## TASK DATA
-----

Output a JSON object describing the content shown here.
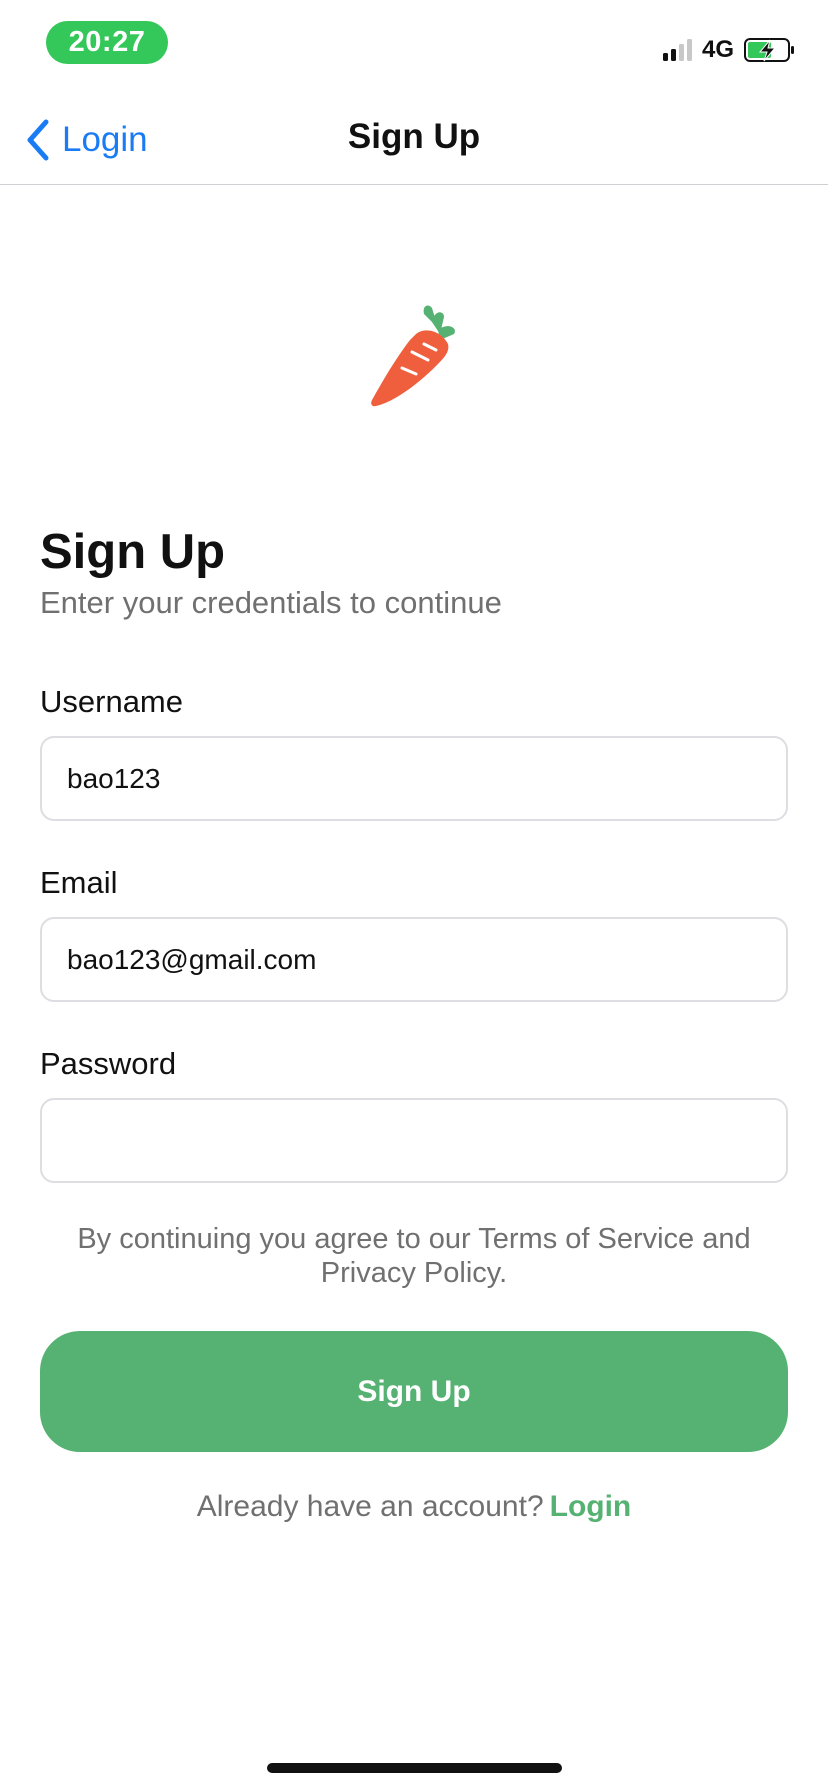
{
  "status_bar": {
    "time": "20:27",
    "network": "4G",
    "signal_icon": "cellular-signal-icon",
    "battery_icon": "battery-charging-icon",
    "time_pill_color": "#34c759"
  },
  "navbar": {
    "back_icon": "chevron-left-icon",
    "back_label": "Login",
    "title": "Sign Up",
    "accent_color": "#1a7cf5"
  },
  "logo": {
    "icon": "carrot-icon"
  },
  "main": {
    "heading": "Sign Up",
    "subheading": "Enter your credentials to continue"
  },
  "form": {
    "username_label": "Username",
    "username_value": "bao123",
    "email_label": "Email",
    "email_value": "bao123@gmail.com",
    "password_label": "Password",
    "password_value": ""
  },
  "terms": {
    "line1": "By continuing you agree to our Terms of Service and",
    "line2": "Privacy Policy."
  },
  "signup_button": {
    "label": "Sign Up",
    "color": "#56b272"
  },
  "footer": {
    "prompt": "Already have an account?",
    "login_link": "Login"
  }
}
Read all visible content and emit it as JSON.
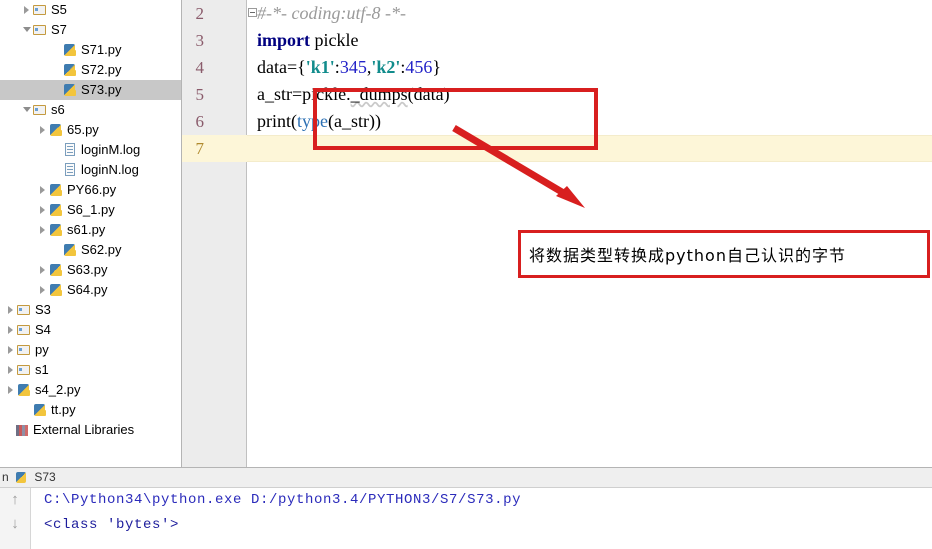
{
  "sidebar": {
    "name": "project-tree",
    "items": [
      {
        "label": "S5",
        "icon": "folder-icon",
        "twisty": "closed",
        "indent": 22,
        "selected": false
      },
      {
        "label": "S7",
        "icon": "folder-icon",
        "twisty": "open",
        "indent": 22,
        "selected": false
      },
      {
        "label": "S71.py",
        "icon": "python-file-icon",
        "twisty": "none",
        "indent": 52,
        "selected": false
      },
      {
        "label": "S72.py",
        "icon": "python-file-icon",
        "twisty": "none",
        "indent": 52,
        "selected": false
      },
      {
        "label": "S73.py",
        "icon": "python-file-icon",
        "twisty": "none",
        "indent": 52,
        "selected": true
      },
      {
        "label": "s6",
        "icon": "folder-icon",
        "twisty": "open",
        "indent": 22,
        "selected": false
      },
      {
        "label": "65.py",
        "icon": "python-file-icon",
        "twisty": "closed",
        "indent": 38,
        "selected": false
      },
      {
        "label": "loginM.log",
        "icon": "log-file-icon",
        "twisty": "none",
        "indent": 52,
        "selected": false
      },
      {
        "label": "loginN.log",
        "icon": "log-file-icon",
        "twisty": "none",
        "indent": 52,
        "selected": false
      },
      {
        "label": "PY66.py",
        "icon": "python-file-icon",
        "twisty": "closed",
        "indent": 38,
        "selected": false
      },
      {
        "label": "S6_1.py",
        "icon": "python-file-icon",
        "twisty": "closed",
        "indent": 38,
        "selected": false
      },
      {
        "label": "s61.py",
        "icon": "python-file-icon",
        "twisty": "closed",
        "indent": 38,
        "selected": false
      },
      {
        "label": "S62.py",
        "icon": "python-file-icon",
        "twisty": "none",
        "indent": 52,
        "selected": false
      },
      {
        "label": "S63.py",
        "icon": "python-file-icon",
        "twisty": "closed",
        "indent": 38,
        "selected": false
      },
      {
        "label": "S64.py",
        "icon": "python-file-icon",
        "twisty": "closed",
        "indent": 38,
        "selected": false
      },
      {
        "label": "S3",
        "icon": "folder-icon",
        "twisty": "closed",
        "indent": 6,
        "selected": false
      },
      {
        "label": "S4",
        "icon": "folder-icon",
        "twisty": "closed",
        "indent": 6,
        "selected": false
      },
      {
        "label": "py",
        "icon": "folder-icon",
        "twisty": "closed",
        "indent": 6,
        "selected": false
      },
      {
        "label": "s1",
        "icon": "folder-icon",
        "twisty": "closed",
        "indent": 6,
        "selected": false
      },
      {
        "label": "s4_2.py",
        "icon": "python-file-icon",
        "twisty": "closed",
        "indent": 6,
        "selected": false
      },
      {
        "label": "tt.py",
        "icon": "python-file-icon",
        "twisty": "none",
        "indent": 22,
        "selected": false
      },
      {
        "label": "External Libraries",
        "icon": "libraries-icon",
        "twisty": "none",
        "indent": 4,
        "selected": false
      }
    ]
  },
  "editor": {
    "name": "code-editor",
    "current_line": 7,
    "gutter_numbers": [
      "2",
      "3",
      "4",
      "5",
      "6",
      "7"
    ],
    "lines": [
      {
        "number": "2",
        "tokens": [
          {
            "t": "#-*- coding:utf-8 -*-",
            "c": "comment"
          }
        ]
      },
      {
        "number": "3",
        "tokens": [
          {
            "t": "import",
            "c": "kw"
          },
          {
            "t": " pickle",
            "c": "plain"
          }
        ]
      },
      {
        "number": "4",
        "tokens": [
          {
            "t": "data=",
            "c": "plain"
          },
          {
            "t": "{",
            "c": "plain"
          },
          {
            "t": "'k1'",
            "c": "str"
          },
          {
            "t": ":",
            "c": "plain"
          },
          {
            "t": "345",
            "c": "num"
          },
          {
            "t": ",",
            "c": "plain"
          },
          {
            "t": "'k2'",
            "c": "str"
          },
          {
            "t": ":",
            "c": "plain"
          },
          {
            "t": "456",
            "c": "num"
          },
          {
            "t": "}",
            "c": "plain"
          }
        ]
      },
      {
        "number": "5",
        "tokens": [
          {
            "t": "a_str=",
            "c": "plain"
          },
          {
            "t": "pickle",
            "c": "plain"
          },
          {
            "t": ".",
            "c": "plain"
          },
          {
            "t": "_dumps",
            "c": "squig"
          },
          {
            "t": "(data)",
            "c": "plain"
          }
        ]
      },
      {
        "number": "6",
        "tokens": [
          {
            "t": "print",
            "c": "plain"
          },
          {
            "t": "(",
            "c": "plain"
          },
          {
            "t": "type",
            "c": "bi"
          },
          {
            "t": "(a_str))",
            "c": "plain"
          }
        ]
      },
      {
        "number": "7",
        "tokens": []
      }
    ]
  },
  "annotations": {
    "code_box_name": "code-highlight-box",
    "note_text": "将数据类型转换成python自己认识的字节",
    "arrow_name": "red-arrow",
    "accent_color": "#d81f1f"
  },
  "console": {
    "name": "run-console",
    "tab_label": "S73",
    "tab_prefix": "n",
    "scroll_up_glyph": "↑",
    "scroll_down_glyph": "↓",
    "output": [
      "C:\\Python34\\python.exe D:/python3.4/PYTHON3/S7/S73.py",
      "<class 'bytes'>"
    ]
  }
}
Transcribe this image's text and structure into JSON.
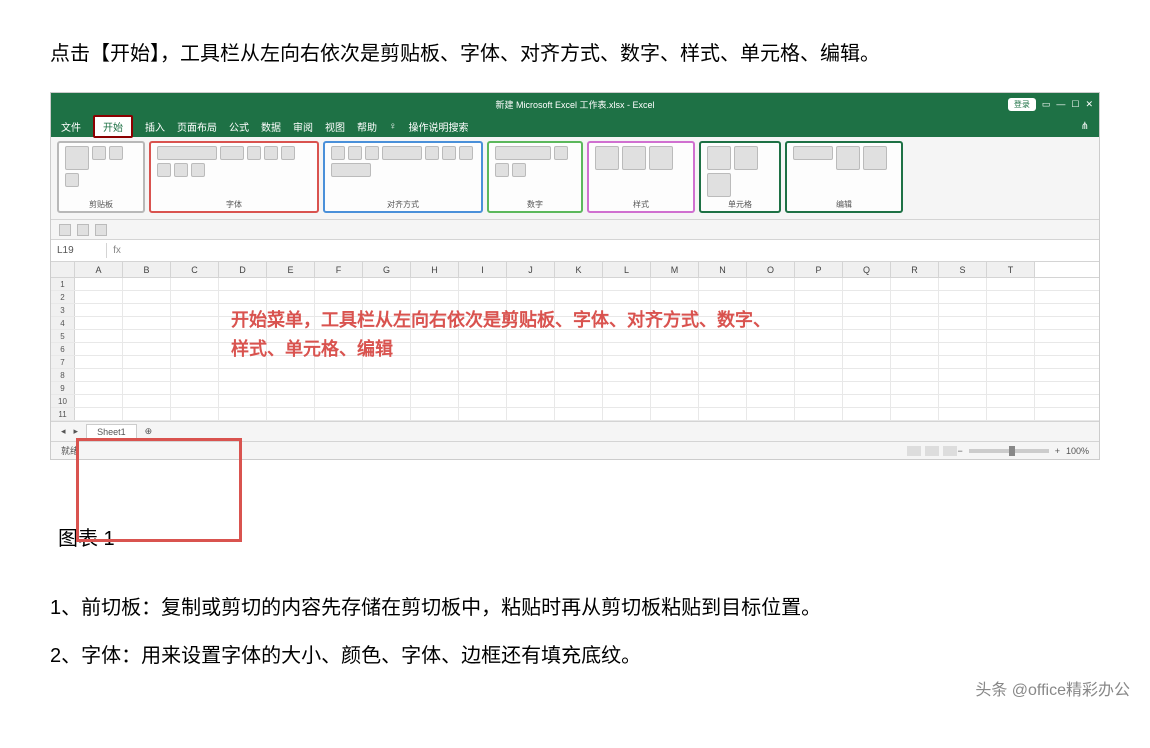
{
  "intro": "点击【开始】，工具栏从左向右依次是剪贴板、字体、对齐方式、数字、样式、单元格、编辑。",
  "excel": {
    "title_center": "新建 Microsoft Excel 工作表.xlsx - Excel",
    "title_pill": "登录",
    "menu": [
      "文件",
      "开始",
      "插入",
      "页面布局",
      "公式",
      "数据",
      "审阅",
      "视图",
      "帮助",
      "♀",
      "操作说明搜索"
    ],
    "active_menu_index": 1,
    "namebox": "L19",
    "fx": "fx",
    "groups": {
      "clipboard": "剪贴板",
      "font": "字体",
      "alignment": "对齐方式",
      "number": "数字",
      "styles": "样式",
      "cells": "单元格",
      "editing": "编辑"
    },
    "columns": [
      "A",
      "B",
      "C",
      "D",
      "E",
      "F",
      "G",
      "H",
      "I",
      "J",
      "K",
      "L",
      "M",
      "N",
      "O",
      "P",
      "Q",
      "R",
      "S",
      "T"
    ],
    "rows": [
      "1",
      "2",
      "3",
      "4",
      "5",
      "6",
      "7",
      "8",
      "9",
      "10",
      "11"
    ],
    "overlay": "开始菜单，工具栏从左向右依次是剪贴板、字体、对齐方式、数字、样式、单元格、编辑",
    "sheet_tab": "Sheet1",
    "status_left": "就绪",
    "zoom_pct": "100%"
  },
  "caption": "图表 1",
  "list": {
    "item1": "1、前切板：复制或剪切的内容先存储在剪切板中，粘贴时再从剪切板粘贴到目标位置。",
    "item2": "2、字体：用来设置字体的大小、颜色、字体、边框还有填充底纹。"
  },
  "watermark": "头条 @office精彩办公"
}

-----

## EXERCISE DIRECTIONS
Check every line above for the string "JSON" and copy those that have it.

## WRITTEN RESPONSE
Output a JSON object describing the content shown here.
Read all visible content and emit it as JSON.
Transcribe this image's text and structure into JSON.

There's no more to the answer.